Dataset rows for apps and sites:
——————————

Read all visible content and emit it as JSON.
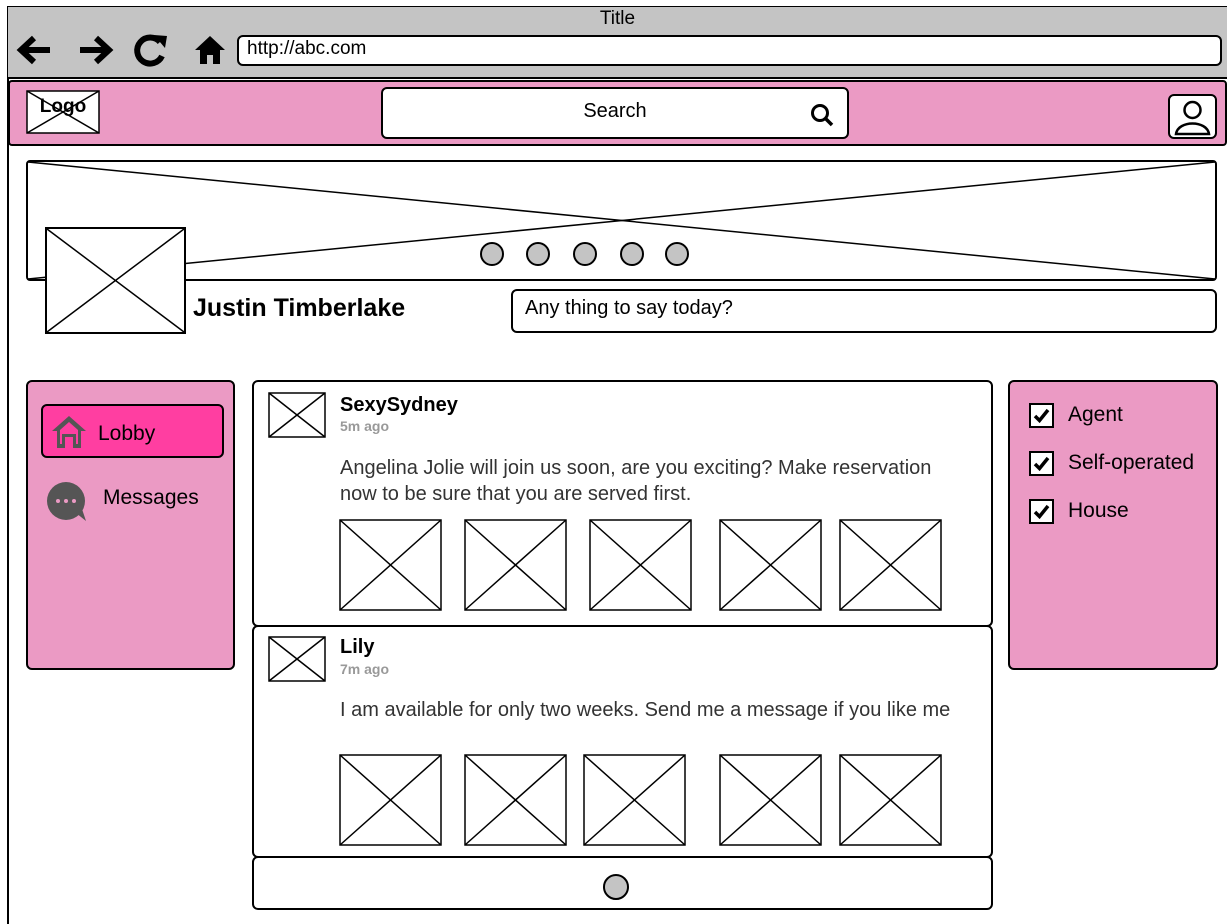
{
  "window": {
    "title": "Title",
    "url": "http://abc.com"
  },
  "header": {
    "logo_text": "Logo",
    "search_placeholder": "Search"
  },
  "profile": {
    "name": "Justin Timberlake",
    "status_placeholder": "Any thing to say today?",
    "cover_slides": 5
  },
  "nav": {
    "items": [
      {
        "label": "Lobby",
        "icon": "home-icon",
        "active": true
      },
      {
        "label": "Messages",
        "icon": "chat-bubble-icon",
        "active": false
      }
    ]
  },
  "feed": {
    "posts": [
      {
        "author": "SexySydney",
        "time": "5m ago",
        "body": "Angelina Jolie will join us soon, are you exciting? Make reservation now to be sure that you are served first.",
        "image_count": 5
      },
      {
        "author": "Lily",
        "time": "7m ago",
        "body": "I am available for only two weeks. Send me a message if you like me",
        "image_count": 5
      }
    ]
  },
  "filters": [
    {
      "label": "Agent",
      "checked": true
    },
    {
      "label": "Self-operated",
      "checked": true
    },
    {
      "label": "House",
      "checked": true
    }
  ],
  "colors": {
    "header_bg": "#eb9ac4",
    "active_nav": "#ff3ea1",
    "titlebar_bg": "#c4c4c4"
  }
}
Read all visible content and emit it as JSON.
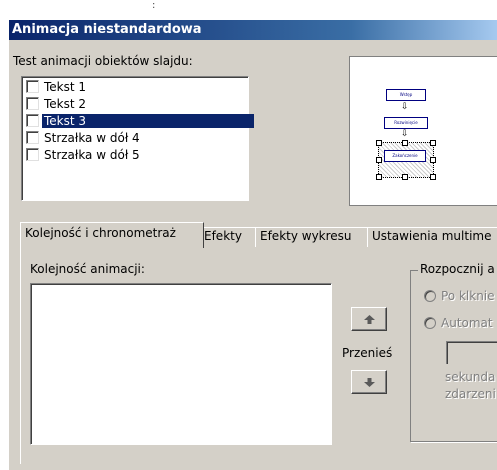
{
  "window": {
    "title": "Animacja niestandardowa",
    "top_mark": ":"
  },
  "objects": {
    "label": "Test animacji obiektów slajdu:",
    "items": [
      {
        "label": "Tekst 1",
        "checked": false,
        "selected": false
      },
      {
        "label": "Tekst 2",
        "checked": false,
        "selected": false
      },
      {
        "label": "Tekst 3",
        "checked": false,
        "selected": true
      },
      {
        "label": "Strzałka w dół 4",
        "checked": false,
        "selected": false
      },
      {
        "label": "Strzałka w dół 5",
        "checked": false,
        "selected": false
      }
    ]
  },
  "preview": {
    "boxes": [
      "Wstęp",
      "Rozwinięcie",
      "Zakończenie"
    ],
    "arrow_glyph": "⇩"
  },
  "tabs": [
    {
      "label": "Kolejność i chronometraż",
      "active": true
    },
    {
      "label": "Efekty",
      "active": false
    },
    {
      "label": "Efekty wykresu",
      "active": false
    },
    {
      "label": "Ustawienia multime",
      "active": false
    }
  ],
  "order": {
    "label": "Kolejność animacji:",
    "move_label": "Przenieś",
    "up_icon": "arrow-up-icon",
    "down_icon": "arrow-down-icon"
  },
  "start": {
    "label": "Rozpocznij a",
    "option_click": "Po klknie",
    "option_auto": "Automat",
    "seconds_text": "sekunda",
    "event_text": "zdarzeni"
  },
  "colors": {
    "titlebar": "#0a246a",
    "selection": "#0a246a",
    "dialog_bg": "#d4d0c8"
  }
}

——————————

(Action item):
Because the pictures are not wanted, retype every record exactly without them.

(Exercise result):
Read all visible content and emit it as JSON.
{
  "window": {
    "title": "Title",
    "url": "http://abc.com"
  },
  "header": {
    "logo_text": "Logo",
    "search_placeholder": "Search"
  },
  "profile": {
    "name": "Justin Timberlake",
    "status_placeholder": "Any thing to say today?",
    "cover_slides": 5
  },
  "nav": {
    "items": [
      {
        "label": "Lobby",
        "icon": "home-icon",
        "active": true
      },
      {
        "label": "Messages",
        "icon": "chat-bubble-icon",
        "active": false
      }
    ]
  },
  "feed": {
    "posts": [
      {
        "author": "SexySydney",
        "time": "5m ago",
        "body": "Angelina Jolie will join us soon, are you exciting? Make reservation now to be sure that you are served first.",
        "image_count": 5
      },
      {
        "author": "Lily",
        "time": "7m ago",
        "body": "I am available for only two weeks. Send me a message if you like me",
        "image_count": 5
      }
    ]
  },
  "filters": [
    {
      "label": "Agent",
      "checked": true
    },
    {
      "label": "Self-operated",
      "checked": true
    },
    {
      "label": "House",
      "checked": true
    }
  ],
  "colors": {
    "header_bg": "#eb9ac4",
    "active_nav": "#ff3ea1",
    "titlebar_bg": "#c4c4c4"
  }
}
Read all visible content and emit it as JSON.
{
  "window": {
    "title": "Animacja niestandardowa",
    "top_mark": ":"
  },
  "objects": {
    "label": "Test animacji obiektów slajdu:",
    "items": [
      {
        "label": "Tekst 1",
        "checked": false,
        "selected": false
      },
      {
        "label": "Tekst 2",
        "checked": false,
        "selected": false
      },
      {
        "label": "Tekst 3",
        "checked": false,
        "selected": true
      },
      {
        "label": "Strzałka w dół 4",
        "checked": false,
        "selected": false
      },
      {
        "label": "Strzałka w dół 5",
        "checked": false,
        "selected": false
      }
    ]
  },
  "preview": {
    "boxes": [
      "Wstęp",
      "Rozwinięcie",
      "Zakończenie"
    ],
    "arrow_glyph": "⇩"
  },
  "tabs": [
    {
      "label": "Kolejność i chronometraż",
      "active": true
    },
    {
      "label": "Efekty",
      "active": false
    },
    {
      "label": "Efekty wykresu",
      "active": false
    },
    {
      "label": "Ustawienia multime",
      "active": false
    }
  ],
  "order": {
    "label": "Kolejność animacji:",
    "move_label": "Przenieś",
    "up_icon": "arrow-up-icon",
    "down_icon": "arrow-down-icon"
  },
  "start": {
    "label": "Rozpocznij a",
    "option_click": "Po klknie",
    "option_auto": "Automat",
    "seconds_text": "sekunda",
    "event_text": "zdarzeni"
  },
  "colors": {
    "titlebar": "#0a246a",
    "selection": "#0a246a",
    "dialog_bg": "#d4d0c8"
  }
}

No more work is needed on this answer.